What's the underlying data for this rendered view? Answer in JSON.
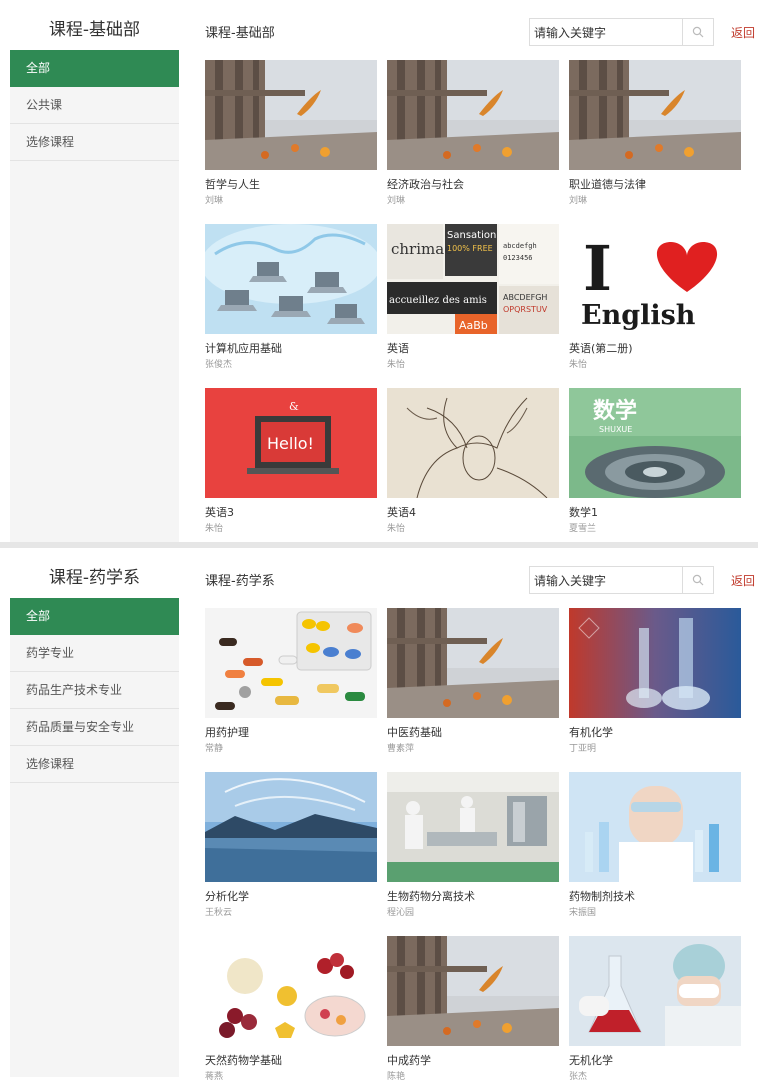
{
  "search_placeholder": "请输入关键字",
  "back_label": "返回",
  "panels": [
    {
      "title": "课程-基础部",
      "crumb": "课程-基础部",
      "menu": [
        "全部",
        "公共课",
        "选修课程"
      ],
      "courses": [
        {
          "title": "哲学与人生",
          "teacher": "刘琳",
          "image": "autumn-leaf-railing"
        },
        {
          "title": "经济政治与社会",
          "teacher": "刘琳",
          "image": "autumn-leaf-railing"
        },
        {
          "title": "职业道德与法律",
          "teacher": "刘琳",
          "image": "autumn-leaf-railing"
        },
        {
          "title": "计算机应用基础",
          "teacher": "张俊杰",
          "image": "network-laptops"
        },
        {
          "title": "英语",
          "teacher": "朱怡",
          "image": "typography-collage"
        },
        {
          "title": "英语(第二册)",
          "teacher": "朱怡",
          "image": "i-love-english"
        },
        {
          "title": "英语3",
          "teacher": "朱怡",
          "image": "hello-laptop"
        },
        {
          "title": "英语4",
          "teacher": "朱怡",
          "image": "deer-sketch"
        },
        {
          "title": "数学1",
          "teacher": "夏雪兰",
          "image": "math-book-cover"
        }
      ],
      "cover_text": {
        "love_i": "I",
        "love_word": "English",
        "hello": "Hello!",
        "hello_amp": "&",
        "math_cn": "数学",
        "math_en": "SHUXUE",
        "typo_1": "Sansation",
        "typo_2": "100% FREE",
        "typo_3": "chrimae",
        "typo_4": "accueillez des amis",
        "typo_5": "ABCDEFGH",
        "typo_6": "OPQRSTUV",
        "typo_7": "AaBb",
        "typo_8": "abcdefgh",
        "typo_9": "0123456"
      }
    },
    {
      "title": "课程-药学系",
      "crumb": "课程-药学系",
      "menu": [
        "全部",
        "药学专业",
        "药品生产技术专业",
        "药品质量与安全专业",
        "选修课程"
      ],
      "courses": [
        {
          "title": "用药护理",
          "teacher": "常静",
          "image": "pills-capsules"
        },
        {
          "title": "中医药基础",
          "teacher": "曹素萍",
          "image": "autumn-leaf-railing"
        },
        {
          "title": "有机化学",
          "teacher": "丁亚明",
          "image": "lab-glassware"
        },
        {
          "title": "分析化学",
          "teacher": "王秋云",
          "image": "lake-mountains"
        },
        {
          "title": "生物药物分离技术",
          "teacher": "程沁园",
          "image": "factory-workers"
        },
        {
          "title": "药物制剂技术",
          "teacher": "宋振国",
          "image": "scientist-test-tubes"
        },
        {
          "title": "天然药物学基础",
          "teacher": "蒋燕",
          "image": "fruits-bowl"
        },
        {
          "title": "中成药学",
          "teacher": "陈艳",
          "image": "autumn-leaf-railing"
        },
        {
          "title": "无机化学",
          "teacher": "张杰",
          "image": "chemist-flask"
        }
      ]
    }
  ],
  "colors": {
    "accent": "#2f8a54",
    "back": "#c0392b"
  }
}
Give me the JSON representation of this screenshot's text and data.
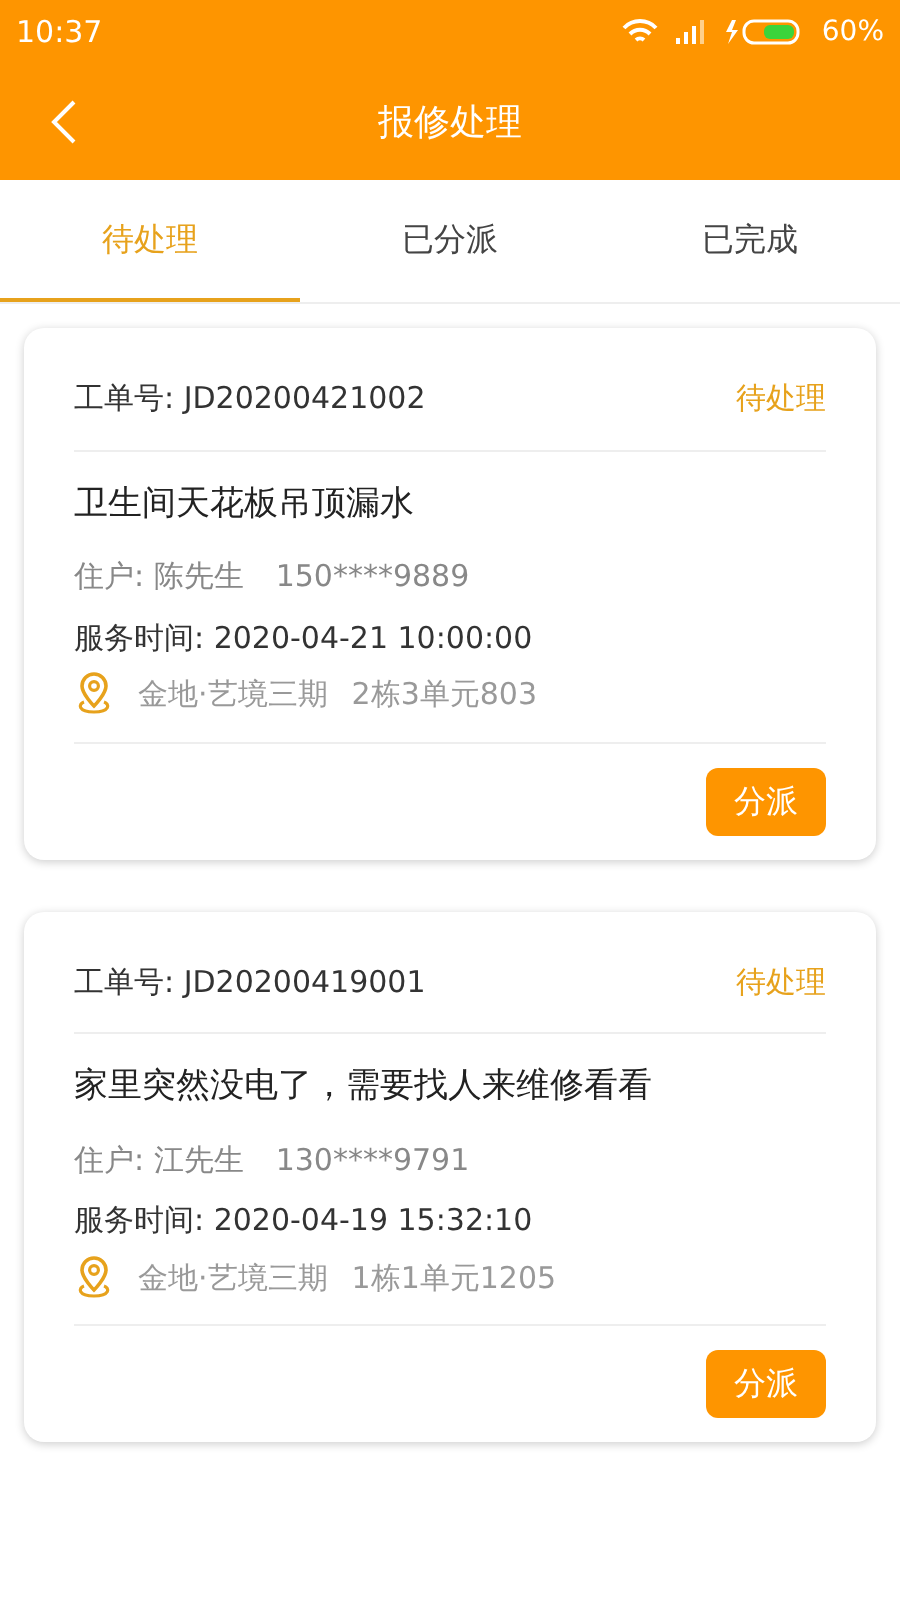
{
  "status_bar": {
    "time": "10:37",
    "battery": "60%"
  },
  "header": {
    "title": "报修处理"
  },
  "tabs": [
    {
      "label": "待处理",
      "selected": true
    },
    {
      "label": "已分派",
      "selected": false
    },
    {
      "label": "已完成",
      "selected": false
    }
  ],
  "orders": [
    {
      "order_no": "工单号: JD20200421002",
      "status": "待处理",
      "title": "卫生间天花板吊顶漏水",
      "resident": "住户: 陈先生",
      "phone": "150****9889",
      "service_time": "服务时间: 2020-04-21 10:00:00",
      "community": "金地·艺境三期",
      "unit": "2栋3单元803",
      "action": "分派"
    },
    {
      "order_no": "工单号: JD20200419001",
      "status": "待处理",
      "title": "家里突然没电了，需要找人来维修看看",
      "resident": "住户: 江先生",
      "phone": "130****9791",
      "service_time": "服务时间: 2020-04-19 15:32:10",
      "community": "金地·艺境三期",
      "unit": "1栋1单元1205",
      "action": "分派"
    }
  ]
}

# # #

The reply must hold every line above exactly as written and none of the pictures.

Your solution:
What's the underlying data for this rendered view? Answer in JSON.
{
  "search_placeholder": "请输入关键字",
  "back_label": "返回",
  "panels": [
    {
      "title": "课程-基础部",
      "crumb": "课程-基础部",
      "menu": [
        "全部",
        "公共课",
        "选修课程"
      ],
      "courses": [
        {
          "title": "哲学与人生",
          "teacher": "刘琳",
          "image": "autumn-leaf-railing"
        },
        {
          "title": "经济政治与社会",
          "teacher": "刘琳",
          "image": "autumn-leaf-railing"
        },
        {
          "title": "职业道德与法律",
          "teacher": "刘琳",
          "image": "autumn-leaf-railing"
        },
        {
          "title": "计算机应用基础",
          "teacher": "张俊杰",
          "image": "network-laptops"
        },
        {
          "title": "英语",
          "teacher": "朱怡",
          "image": "typography-collage"
        },
        {
          "title": "英语(第二册)",
          "teacher": "朱怡",
          "image": "i-love-english"
        },
        {
          "title": "英语3",
          "teacher": "朱怡",
          "image": "hello-laptop"
        },
        {
          "title": "英语4",
          "teacher": "朱怡",
          "image": "deer-sketch"
        },
        {
          "title": "数学1",
          "teacher": "夏雪兰",
          "image": "math-book-cover"
        }
      ],
      "cover_text": {
        "love_i": "I",
        "love_word": "English",
        "hello": "Hello!",
        "hello_amp": "&",
        "math_cn": "数学",
        "math_en": "SHUXUE",
        "typo_1": "Sansation",
        "typo_2": "100% FREE",
        "typo_3": "chrimae",
        "typo_4": "accueillez des amis",
        "typo_5": "ABCDEFGH",
        "typo_6": "OPQRSTUV",
        "typo_7": "AaBb",
        "typo_8": "abcdefgh",
        "typo_9": "0123456"
      }
    },
    {
      "title": "课程-药学系",
      "crumb": "课程-药学系",
      "menu": [
        "全部",
        "药学专业",
        "药品生产技术专业",
        "药品质量与安全专业",
        "选修课程"
      ],
      "courses": [
        {
          "title": "用药护理",
          "teacher": "常静",
          "image": "pills-capsules"
        },
        {
          "title": "中医药基础",
          "teacher": "曹素萍",
          "image": "autumn-leaf-railing"
        },
        {
          "title": "有机化学",
          "teacher": "丁亚明",
          "image": "lab-glassware"
        },
        {
          "title": "分析化学",
          "teacher": "王秋云",
          "image": "lake-mountains"
        },
        {
          "title": "生物药物分离技术",
          "teacher": "程沁园",
          "image": "factory-workers"
        },
        {
          "title": "药物制剂技术",
          "teacher": "宋振国",
          "image": "scientist-test-tubes"
        },
        {
          "title": "天然药物学基础",
          "teacher": "蒋燕",
          "image": "fruits-bowl"
        },
        {
          "title": "中成药学",
          "teacher": "陈艳",
          "image": "autumn-leaf-railing"
        },
        {
          "title": "无机化学",
          "teacher": "张杰",
          "image": "chemist-flask"
        }
      ]
    }
  ],
  "colors": {
    "accent": "#2f8a54",
    "back": "#c0392b"
  }
}
Give me the JSON representation of this screenshot's text and data.
{
  "status_bar": {
    "time": "10:37",
    "battery": "60%"
  },
  "header": {
    "title": "报修处理"
  },
  "tabs": [
    {
      "label": "待处理",
      "selected": true
    },
    {
      "label": "已分派",
      "selected": false
    },
    {
      "label": "已完成",
      "selected": false
    }
  ],
  "orders": [
    {
      "order_no": "工单号: JD20200421002",
      "status": "待处理",
      "title": "卫生间天花板吊顶漏水",
      "resident": "住户: 陈先生",
      "phone": "150****9889",
      "service_time": "服务时间: 2020-04-21 10:00:00",
      "community": "金地·艺境三期",
      "unit": "2栋3单元803",
      "action": "分派"
    },
    {
      "order_no": "工单号: JD20200419001",
      "status": "待处理",
      "title": "家里突然没电了，需要找人来维修看看",
      "resident": "住户: 江先生",
      "phone": "130****9791",
      "service_time": "服务时间: 2020-04-19 15:32:10",
      "community": "金地·艺境三期",
      "unit": "1栋1单元1205",
      "action": "分派"
    }
  ]
}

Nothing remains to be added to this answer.